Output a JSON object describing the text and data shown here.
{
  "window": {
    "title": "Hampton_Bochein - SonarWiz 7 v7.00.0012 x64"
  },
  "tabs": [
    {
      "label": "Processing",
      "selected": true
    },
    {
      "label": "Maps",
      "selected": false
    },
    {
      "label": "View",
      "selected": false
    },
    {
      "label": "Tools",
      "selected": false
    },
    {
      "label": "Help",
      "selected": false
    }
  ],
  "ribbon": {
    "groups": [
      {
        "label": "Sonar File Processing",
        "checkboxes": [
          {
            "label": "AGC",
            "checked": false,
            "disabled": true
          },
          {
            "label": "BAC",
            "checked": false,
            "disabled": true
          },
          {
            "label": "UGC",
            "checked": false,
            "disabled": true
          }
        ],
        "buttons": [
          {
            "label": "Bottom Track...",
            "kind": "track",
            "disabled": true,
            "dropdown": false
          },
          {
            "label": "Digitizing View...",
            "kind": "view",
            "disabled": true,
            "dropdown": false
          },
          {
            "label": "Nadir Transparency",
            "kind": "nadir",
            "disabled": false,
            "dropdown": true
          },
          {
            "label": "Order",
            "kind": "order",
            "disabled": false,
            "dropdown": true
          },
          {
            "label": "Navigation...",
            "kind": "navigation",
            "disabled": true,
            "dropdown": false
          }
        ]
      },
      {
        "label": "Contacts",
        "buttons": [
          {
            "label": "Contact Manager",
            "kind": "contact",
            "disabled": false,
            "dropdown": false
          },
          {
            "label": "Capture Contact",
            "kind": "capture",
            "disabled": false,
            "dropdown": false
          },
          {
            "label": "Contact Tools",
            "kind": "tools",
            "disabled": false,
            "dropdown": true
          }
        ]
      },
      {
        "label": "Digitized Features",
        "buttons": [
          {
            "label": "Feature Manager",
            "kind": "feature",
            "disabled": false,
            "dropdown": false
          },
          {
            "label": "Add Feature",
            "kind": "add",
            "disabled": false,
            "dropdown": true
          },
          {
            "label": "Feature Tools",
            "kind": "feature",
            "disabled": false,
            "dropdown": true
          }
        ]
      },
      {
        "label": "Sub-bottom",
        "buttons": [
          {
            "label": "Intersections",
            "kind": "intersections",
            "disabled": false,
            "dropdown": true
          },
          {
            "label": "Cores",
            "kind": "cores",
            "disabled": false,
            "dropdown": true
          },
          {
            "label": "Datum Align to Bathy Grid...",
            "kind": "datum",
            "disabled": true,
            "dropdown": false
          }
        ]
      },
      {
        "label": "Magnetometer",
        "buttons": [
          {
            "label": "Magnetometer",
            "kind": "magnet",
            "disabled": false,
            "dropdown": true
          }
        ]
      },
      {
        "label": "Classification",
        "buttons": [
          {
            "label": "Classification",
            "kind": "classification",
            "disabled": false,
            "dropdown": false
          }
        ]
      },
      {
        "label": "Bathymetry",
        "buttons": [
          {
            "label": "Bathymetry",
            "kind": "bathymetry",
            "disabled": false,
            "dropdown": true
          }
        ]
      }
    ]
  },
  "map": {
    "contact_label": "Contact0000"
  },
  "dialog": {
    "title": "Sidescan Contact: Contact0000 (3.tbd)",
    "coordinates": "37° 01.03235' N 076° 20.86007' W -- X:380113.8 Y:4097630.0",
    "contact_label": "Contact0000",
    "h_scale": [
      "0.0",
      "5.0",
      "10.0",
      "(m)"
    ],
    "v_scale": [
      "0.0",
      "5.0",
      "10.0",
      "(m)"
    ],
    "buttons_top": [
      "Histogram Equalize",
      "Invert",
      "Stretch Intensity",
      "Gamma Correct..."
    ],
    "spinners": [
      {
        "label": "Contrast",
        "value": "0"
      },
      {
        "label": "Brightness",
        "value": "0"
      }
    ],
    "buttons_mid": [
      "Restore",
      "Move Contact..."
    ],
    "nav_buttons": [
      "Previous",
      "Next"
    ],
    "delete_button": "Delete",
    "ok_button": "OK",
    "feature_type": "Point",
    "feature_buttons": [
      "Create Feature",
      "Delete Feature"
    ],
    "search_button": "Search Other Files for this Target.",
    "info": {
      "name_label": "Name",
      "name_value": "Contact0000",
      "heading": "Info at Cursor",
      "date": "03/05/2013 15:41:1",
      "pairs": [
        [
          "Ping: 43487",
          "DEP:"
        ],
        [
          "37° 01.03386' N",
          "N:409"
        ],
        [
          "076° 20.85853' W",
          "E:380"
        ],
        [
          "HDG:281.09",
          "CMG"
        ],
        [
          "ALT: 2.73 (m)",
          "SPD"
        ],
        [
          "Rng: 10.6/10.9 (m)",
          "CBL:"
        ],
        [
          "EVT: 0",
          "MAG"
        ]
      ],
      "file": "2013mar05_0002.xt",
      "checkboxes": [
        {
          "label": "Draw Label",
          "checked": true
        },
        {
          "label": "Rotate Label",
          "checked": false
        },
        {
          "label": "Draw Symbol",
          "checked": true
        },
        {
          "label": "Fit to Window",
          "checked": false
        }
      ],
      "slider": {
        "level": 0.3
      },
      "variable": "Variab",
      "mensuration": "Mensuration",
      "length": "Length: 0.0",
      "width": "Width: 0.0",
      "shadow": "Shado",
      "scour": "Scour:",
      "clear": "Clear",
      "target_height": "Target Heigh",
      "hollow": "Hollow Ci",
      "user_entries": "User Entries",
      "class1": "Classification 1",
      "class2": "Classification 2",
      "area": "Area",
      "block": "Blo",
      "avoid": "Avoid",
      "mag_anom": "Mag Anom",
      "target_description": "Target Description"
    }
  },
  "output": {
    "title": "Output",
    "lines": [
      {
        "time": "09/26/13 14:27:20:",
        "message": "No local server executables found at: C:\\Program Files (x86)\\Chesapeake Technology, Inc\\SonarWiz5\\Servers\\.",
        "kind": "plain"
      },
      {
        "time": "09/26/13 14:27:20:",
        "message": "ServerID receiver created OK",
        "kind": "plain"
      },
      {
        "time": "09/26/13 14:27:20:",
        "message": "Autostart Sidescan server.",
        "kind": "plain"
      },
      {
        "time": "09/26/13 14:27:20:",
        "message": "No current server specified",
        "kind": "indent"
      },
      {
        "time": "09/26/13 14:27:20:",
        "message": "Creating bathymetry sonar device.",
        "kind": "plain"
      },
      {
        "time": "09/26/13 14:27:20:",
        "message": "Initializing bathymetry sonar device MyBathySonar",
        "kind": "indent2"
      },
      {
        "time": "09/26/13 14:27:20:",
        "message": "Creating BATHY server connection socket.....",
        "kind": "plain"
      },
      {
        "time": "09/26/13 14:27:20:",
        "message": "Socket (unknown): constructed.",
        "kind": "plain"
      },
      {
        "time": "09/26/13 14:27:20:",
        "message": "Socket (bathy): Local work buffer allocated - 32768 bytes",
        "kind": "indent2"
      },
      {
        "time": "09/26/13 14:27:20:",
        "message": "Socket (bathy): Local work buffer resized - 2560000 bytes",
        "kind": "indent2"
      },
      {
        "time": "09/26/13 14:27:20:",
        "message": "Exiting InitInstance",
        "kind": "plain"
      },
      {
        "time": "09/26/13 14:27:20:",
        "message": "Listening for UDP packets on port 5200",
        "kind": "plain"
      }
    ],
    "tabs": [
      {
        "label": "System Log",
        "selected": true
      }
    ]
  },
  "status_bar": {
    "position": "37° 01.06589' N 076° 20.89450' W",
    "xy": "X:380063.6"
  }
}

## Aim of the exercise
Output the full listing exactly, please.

## Output
Output a JSON object describing the text and data shown here.
{
  "window": {
    "title": "Hampton_Bochein - SonarWiz 7 v7.00.0012 x64"
  },
  "tabs": [
    {
      "label": "Processing",
      "selected": true
    },
    {
      "label": "Maps",
      "selected": false
    },
    {
      "label": "View",
      "selected": false
    },
    {
      "label": "Tools",
      "selected": false
    },
    {
      "label": "Help",
      "selected": false
    }
  ],
  "ribbon": {
    "groups": [
      {
        "label": "Sonar File Processing",
        "checkboxes": [
          {
            "label": "AGC",
            "checked": false,
            "disabled": true
          },
          {
            "label": "BAC",
            "checked": false,
            "disabled": true
          },
          {
            "label": "UGC",
            "checked": false,
            "disabled": true
          }
        ],
        "buttons": [
          {
            "label": "Bottom Track...",
            "kind": "track",
            "disabled": true,
            "dropdown": false
          },
          {
            "label": "Digitizing View...",
            "kind": "view",
            "disabled": true,
            "dropdown": false
          },
          {
            "label": "Nadir Transparency",
            "kind": "nadir",
            "disabled": false,
            "dropdown": true
          },
          {
            "label": "Order",
            "kind": "order",
            "disabled": false,
            "dropdown": true
          },
          {
            "label": "Navigation...",
            "kind": "navigation",
            "disabled": true,
            "dropdown": false
          }
        ]
      },
      {
        "label": "Contacts",
        "buttons": [
          {
            "label": "Contact Manager",
            "kind": "contact",
            "disabled": false,
            "dropdown": false
          },
          {
            "label": "Capture Contact",
            "kind": "capture",
            "disabled": false,
            "dropdown": false
          },
          {
            "label": "Contact Tools",
            "kind": "tools",
            "disabled": false,
            "dropdown": true
          }
        ]
      },
      {
        "label": "Digitized Features",
        "buttons": [
          {
            "label": "Feature Manager",
            "kind": "feature",
            "disabled": false,
            "dropdown": false
          },
          {
            "label": "Add Feature",
            "kind": "add",
            "disabled": false,
            "dropdown": true
          },
          {
            "label": "Feature Tools",
            "kind": "feature",
            "disabled": false,
            "dropdown": true
          }
        ]
      },
      {
        "label": "Sub-bottom",
        "buttons": [
          {
            "label": "Intersections",
            "kind": "intersections",
            "disabled": false,
            "dropdown": true
          },
          {
            "label": "Cores",
            "kind": "cores",
            "disabled": false,
            "dropdown": true
          },
          {
            "label": "Datum Align to Bathy Grid...",
            "kind": "datum",
            "disabled": true,
            "dropdown": false
          }
        ]
      },
      {
        "label": "Magnetometer",
        "buttons": [
          {
            "label": "Magnetometer",
            "kind": "magnet",
            "disabled": false,
            "dropdown": true
          }
        ]
      },
      {
        "label": "Classification",
        "buttons": [
          {
            "label": "Classification",
            "kind": "classification",
            "disabled": false,
            "dropdown": false
          }
        ]
      },
      {
        "label": "Bathymetry",
        "buttons": [
          {
            "label": "Bathymetry",
            "kind": "bathymetry",
            "disabled": false,
            "dropdown": true
          }
        ]
      }
    ]
  },
  "map": {
    "contact_label": "Contact0000"
  },
  "dialog": {
    "title": "Sidescan Contact: Contact0000 (3.tbd)",
    "coordinates": "37° 01.03235' N 076° 20.86007' W -- X:380113.8 Y:4097630.0",
    "contact_label": "Contact0000",
    "h_scale": [
      "0.0",
      "5.0",
      "10.0",
      "(m)"
    ],
    "v_scale": [
      "0.0",
      "5.0",
      "10.0",
      "(m)"
    ],
    "buttons_top": [
      "Histogram Equalize",
      "Invert",
      "Stretch Intensity",
      "Gamma Correct..."
    ],
    "spinners": [
      {
        "label": "Contrast",
        "value": "0"
      },
      {
        "label": "Brightness",
        "value": "0"
      }
    ],
    "buttons_mid": [
      "Restore",
      "Move Contact..."
    ],
    "nav_buttons": [
      "Previous",
      "Next"
    ],
    "delete_button": "Delete",
    "ok_button": "OK",
    "feature_type": "Point",
    "feature_buttons": [
      "Create Feature",
      "Delete Feature"
    ],
    "search_button": "Search Other Files for this Target.",
    "info": {
      "name_label": "Name",
      "name_value": "Contact0000",
      "heading": "Info at Cursor",
      "date": "03/05/2013 15:41:1",
      "pairs": [
        [
          "Ping: 43487",
          "DEP:"
        ],
        [
          "37° 01.03386' N",
          "N:409"
        ],
        [
          "076° 20.85853' W",
          "E:380"
        ],
        [
          "HDG:281.09",
          "CMG"
        ],
        [
          "ALT: 2.73 (m)",
          "SPD"
        ],
        [
          "Rng: 10.6/10.9 (m)",
          "CBL:"
        ],
        [
          "EVT: 0",
          "MAG"
        ]
      ],
      "file": "2013mar05_0002.xt",
      "checkboxes": [
        {
          "label": "Draw Label",
          "checked": true
        },
        {
          "label": "Rotate Label",
          "checked": false
        },
        {
          "label": "Draw Symbol",
          "checked": true
        },
        {
          "label": "Fit to Window",
          "checked": false
        }
      ],
      "slider": {
        "level": 0.3
      },
      "variable": "Variab",
      "mensuration": "Mensuration",
      "length": "Length: 0.0",
      "width": "Width: 0.0",
      "shadow": "Shado",
      "scour": "Scour:",
      "clear": "Clear",
      "target_height": "Target Heigh",
      "hollow": "Hollow Ci",
      "user_entries": "User Entries",
      "class1": "Classification 1",
      "class2": "Classification 2",
      "area": "Area",
      "block": "Blo",
      "avoid": "Avoid",
      "mag_anom": "Mag Anom",
      "target_description": "Target Description"
    }
  },
  "output": {
    "title": "Output",
    "lines": [
      {
        "time": "09/26/13 14:27:20:",
        "message": "No local server executables found at: C:\\Program Files (x86)\\Chesapeake Technology, Inc\\SonarWiz5\\Servers\\.",
        "kind": "plain"
      },
      {
        "time": "09/26/13 14:27:20:",
        "message": "ServerID receiver created OK",
        "kind": "plain"
      },
      {
        "time": "09/26/13 14:27:20:",
        "message": "Autostart Sidescan server.",
        "kind": "plain"
      },
      {
        "time": "09/26/13 14:27:20:",
        "message": "No current server specified",
        "kind": "indent"
      },
      {
        "time": "09/26/13 14:27:20:",
        "message": "Creating bathymetry sonar device.",
        "kind": "plain"
      },
      {
        "time": "09/26/13 14:27:20:",
        "message": "Initializing bathymetry sonar device MyBathySonar",
        "kind": "indent2"
      },
      {
        "time": "09/26/13 14:27:20:",
        "message": "Creating BATHY server connection socket.....",
        "kind": "plain"
      },
      {
        "time": "09/26/13 14:27:20:",
        "message": "Socket (unknown): constructed.",
        "kind": "plain"
      },
      {
        "time": "09/26/13 14:27:20:",
        "message": "Socket (bathy): Local work buffer allocated - 32768 bytes",
        "kind": "indent2"
      },
      {
        "time": "09/26/13 14:27:20:",
        "message": "Socket (bathy): Local work buffer resized - 2560000 bytes",
        "kind": "indent2"
      },
      {
        "time": "09/26/13 14:27:20:",
        "message": "Exiting InitInstance",
        "kind": "plain"
      },
      {
        "time": "09/26/13 14:27:20:",
        "message": "Listening for UDP packets on port 5200",
        "kind": "plain"
      }
    ],
    "tabs": [
      {
        "label": "System Log",
        "selected": true
      }
    ]
  },
  "status_bar": {
    "position": "37° 01.06589' N 076° 20.89450' W",
    "xy": "X:380063.6"
  }
}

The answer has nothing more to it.